"And that doesn't even take into account the risk to the public if we're walking around carrying the virus and have no idea.
"Boris Johnson has brought in the most extreme measures we've ever seen to try and tackle this, we're being told it's a war and people aren't allowed to go out of their houses, yet police are being told we have to put ourselves and our loved ones at risk."
Assistant Chief Constable Alan Todd said these are "extremely challenging times for the Police Service".
"However, despite this and all the challenges Covid-19 presents, our priority is to keep people safe and protect communities, and that includes our officers and staff, in particular officers and staff on the frontline," he said.
Mr Todd said there is pressure on Personal Protection Equipment (PPE), but "we continue to work to ensure the maximum amount of PPE is available to staff".
"To mitigate the risk to our officers attending calls, we carefully assess each call and where we feel there may be Covid-19-related risks, we have identified dedicated, fully equipped resources in each district to respond to these incidents," he explained.
"All officers have been issued with guidance in line with advice from the Public Health Agency and Executive and expert advice is available.

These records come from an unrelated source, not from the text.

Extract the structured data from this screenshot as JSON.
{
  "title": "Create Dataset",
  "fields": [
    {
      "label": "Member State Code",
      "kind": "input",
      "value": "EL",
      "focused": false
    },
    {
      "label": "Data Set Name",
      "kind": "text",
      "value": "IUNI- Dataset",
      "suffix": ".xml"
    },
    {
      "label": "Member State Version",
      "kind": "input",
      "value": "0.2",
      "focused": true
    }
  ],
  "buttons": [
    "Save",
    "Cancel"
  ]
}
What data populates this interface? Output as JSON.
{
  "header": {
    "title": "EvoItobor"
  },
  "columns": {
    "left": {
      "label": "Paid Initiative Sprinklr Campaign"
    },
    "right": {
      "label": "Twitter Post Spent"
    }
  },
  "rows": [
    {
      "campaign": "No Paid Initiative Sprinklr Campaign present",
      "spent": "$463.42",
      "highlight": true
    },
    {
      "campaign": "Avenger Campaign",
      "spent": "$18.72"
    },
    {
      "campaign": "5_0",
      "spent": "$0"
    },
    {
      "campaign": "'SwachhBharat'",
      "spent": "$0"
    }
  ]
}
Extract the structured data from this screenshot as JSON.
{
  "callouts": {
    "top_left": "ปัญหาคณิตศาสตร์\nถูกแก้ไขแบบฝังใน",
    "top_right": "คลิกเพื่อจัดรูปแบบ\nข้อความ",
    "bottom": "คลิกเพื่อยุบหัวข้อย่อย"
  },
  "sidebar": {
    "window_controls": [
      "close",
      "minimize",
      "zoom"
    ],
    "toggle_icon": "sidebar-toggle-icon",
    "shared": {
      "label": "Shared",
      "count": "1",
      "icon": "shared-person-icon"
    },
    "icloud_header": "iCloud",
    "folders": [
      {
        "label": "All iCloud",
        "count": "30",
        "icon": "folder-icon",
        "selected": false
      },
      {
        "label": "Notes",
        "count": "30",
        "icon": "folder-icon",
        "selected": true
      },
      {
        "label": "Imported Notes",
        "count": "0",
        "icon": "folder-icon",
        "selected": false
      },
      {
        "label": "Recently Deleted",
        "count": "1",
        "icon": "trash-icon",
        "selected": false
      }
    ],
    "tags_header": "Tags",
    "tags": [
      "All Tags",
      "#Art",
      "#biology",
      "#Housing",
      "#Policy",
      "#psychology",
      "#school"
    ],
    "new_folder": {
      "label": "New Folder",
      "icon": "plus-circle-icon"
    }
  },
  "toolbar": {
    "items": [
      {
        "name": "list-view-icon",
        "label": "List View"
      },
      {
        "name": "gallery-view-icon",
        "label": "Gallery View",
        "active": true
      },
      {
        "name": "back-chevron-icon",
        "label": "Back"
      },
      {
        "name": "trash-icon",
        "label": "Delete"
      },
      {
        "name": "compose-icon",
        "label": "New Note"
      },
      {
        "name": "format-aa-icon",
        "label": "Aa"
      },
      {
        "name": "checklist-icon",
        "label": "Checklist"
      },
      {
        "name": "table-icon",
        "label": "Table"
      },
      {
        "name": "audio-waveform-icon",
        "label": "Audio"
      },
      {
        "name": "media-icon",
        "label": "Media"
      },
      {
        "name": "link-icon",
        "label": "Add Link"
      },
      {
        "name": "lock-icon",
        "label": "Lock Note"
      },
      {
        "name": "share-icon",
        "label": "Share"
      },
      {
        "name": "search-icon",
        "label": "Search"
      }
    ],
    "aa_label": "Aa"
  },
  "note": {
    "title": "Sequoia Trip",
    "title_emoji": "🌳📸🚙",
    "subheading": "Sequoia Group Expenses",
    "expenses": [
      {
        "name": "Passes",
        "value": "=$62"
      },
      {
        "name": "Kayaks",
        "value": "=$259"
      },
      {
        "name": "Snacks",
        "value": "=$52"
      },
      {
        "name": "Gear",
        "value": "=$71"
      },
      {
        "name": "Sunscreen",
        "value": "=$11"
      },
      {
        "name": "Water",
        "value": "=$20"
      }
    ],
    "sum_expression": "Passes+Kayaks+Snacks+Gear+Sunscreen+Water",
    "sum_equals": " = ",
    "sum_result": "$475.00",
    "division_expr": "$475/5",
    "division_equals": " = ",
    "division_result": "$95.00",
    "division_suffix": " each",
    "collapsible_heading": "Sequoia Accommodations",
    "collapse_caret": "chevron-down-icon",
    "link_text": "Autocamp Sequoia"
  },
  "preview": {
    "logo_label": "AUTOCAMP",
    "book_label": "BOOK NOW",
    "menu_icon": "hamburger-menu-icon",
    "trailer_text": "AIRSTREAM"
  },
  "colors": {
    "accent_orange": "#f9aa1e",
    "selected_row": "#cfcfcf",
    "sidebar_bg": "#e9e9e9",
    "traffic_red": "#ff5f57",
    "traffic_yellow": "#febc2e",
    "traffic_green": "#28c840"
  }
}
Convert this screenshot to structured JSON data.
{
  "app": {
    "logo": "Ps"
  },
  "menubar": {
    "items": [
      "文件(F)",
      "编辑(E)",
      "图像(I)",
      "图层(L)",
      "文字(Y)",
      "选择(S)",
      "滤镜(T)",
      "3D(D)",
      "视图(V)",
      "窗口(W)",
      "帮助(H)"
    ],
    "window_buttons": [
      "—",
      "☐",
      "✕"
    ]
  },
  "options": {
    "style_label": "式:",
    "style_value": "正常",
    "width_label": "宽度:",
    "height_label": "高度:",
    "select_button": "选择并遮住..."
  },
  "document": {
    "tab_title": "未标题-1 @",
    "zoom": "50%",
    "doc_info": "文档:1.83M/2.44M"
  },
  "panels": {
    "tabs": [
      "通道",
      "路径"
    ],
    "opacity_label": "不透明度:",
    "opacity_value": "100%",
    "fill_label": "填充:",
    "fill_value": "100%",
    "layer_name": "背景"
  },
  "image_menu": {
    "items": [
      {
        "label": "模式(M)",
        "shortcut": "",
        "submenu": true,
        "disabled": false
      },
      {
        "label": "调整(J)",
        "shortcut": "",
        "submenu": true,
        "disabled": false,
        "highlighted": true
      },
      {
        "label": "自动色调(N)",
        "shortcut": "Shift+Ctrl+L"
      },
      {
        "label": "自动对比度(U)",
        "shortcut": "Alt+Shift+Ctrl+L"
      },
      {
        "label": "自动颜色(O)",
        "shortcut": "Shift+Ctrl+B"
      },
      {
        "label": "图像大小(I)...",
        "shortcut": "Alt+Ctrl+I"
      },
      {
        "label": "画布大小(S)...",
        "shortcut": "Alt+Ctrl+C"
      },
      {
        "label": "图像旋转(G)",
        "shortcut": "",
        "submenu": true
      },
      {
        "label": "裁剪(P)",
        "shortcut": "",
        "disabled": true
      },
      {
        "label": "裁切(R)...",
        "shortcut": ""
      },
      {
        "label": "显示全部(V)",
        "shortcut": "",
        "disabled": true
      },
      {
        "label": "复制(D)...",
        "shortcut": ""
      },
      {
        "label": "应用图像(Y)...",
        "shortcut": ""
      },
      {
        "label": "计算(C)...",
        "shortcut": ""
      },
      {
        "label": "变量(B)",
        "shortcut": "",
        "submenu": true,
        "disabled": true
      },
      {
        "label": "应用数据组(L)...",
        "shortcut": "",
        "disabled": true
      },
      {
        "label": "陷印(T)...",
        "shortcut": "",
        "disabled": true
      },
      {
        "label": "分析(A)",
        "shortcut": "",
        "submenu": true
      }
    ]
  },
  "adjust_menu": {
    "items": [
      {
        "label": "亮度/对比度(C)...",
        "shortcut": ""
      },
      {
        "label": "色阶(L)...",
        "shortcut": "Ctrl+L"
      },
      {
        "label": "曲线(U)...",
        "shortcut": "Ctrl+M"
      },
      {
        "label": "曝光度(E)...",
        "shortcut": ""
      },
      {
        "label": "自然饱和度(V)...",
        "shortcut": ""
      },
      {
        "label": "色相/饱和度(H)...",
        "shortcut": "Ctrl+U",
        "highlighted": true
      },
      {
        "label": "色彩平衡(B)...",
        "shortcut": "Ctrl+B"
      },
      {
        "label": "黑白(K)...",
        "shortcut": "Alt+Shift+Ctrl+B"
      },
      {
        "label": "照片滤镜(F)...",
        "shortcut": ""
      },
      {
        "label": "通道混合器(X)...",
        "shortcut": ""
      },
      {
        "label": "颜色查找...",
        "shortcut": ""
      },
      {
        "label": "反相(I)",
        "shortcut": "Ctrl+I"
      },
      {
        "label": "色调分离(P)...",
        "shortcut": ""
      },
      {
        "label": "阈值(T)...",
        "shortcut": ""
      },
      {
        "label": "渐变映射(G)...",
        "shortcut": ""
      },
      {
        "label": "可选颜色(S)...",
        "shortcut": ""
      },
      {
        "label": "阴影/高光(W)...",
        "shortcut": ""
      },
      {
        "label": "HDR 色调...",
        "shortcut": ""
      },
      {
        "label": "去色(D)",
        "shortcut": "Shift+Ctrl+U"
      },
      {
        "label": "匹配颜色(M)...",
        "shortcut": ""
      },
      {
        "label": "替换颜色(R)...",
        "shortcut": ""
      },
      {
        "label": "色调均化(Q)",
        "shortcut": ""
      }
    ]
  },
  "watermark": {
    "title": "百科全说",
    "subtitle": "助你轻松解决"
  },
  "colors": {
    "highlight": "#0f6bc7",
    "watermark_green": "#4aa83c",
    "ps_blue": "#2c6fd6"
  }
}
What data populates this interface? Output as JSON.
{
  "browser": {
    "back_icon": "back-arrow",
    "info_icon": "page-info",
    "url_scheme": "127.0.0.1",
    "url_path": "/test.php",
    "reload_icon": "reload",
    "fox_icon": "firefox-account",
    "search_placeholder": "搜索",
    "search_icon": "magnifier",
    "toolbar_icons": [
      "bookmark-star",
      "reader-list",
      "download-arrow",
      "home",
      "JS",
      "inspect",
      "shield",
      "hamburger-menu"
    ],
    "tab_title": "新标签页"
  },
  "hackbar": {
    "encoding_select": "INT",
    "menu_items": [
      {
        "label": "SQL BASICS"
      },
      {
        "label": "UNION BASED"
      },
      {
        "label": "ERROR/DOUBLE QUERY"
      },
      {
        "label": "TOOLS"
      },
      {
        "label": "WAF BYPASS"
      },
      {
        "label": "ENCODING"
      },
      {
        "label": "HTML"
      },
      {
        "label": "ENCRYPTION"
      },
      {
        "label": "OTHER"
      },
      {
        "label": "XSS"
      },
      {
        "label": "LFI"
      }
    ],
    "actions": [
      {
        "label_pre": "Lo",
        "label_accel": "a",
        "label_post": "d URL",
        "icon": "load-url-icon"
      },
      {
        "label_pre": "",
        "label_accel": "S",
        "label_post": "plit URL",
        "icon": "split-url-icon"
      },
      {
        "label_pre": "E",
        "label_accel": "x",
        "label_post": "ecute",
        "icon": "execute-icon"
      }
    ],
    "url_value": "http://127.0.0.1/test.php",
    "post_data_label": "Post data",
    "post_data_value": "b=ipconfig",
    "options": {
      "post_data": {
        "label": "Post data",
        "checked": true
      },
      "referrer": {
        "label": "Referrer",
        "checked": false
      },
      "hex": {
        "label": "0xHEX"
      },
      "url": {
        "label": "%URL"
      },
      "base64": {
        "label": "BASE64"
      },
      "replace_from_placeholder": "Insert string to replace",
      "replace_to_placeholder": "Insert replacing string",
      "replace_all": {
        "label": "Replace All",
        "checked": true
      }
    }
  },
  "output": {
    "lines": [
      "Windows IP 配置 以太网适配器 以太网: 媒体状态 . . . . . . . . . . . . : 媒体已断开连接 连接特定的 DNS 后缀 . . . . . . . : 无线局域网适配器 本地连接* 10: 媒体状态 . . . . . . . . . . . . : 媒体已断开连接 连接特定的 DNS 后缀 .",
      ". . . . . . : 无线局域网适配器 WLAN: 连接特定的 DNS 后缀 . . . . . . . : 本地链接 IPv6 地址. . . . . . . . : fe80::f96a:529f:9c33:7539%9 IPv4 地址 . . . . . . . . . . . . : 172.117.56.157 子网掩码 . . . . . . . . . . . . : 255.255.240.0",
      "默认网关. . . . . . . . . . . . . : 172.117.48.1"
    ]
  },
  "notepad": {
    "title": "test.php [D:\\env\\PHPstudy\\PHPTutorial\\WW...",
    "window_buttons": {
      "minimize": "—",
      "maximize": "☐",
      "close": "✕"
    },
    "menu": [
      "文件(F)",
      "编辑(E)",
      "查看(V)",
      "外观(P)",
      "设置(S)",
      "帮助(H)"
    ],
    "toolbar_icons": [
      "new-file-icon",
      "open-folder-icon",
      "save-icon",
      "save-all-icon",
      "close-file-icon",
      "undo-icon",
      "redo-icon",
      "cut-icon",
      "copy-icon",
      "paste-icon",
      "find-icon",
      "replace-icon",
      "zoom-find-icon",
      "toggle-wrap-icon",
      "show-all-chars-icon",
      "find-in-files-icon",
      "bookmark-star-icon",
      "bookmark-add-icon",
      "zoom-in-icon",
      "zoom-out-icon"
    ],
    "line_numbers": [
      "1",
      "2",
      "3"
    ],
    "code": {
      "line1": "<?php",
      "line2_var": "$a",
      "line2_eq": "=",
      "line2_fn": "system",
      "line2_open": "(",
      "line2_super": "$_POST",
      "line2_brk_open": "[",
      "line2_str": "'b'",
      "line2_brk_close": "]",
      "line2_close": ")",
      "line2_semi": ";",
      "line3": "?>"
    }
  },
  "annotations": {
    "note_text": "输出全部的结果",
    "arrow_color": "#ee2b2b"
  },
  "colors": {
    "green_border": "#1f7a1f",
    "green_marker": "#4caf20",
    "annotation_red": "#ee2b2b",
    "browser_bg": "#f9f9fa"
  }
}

"In relation to arrests, officers will continue to arrest individuals where this is necessary for public safety and the measures above are in place to enable them to do so."
The Police Federation has already raised concerns at the lack of personal protective equipment available to officers.
Mark Lindsay, who chairs the Police Federation for Northern Ireland has called for the immediate introduction of spit and bite guards to protect officers.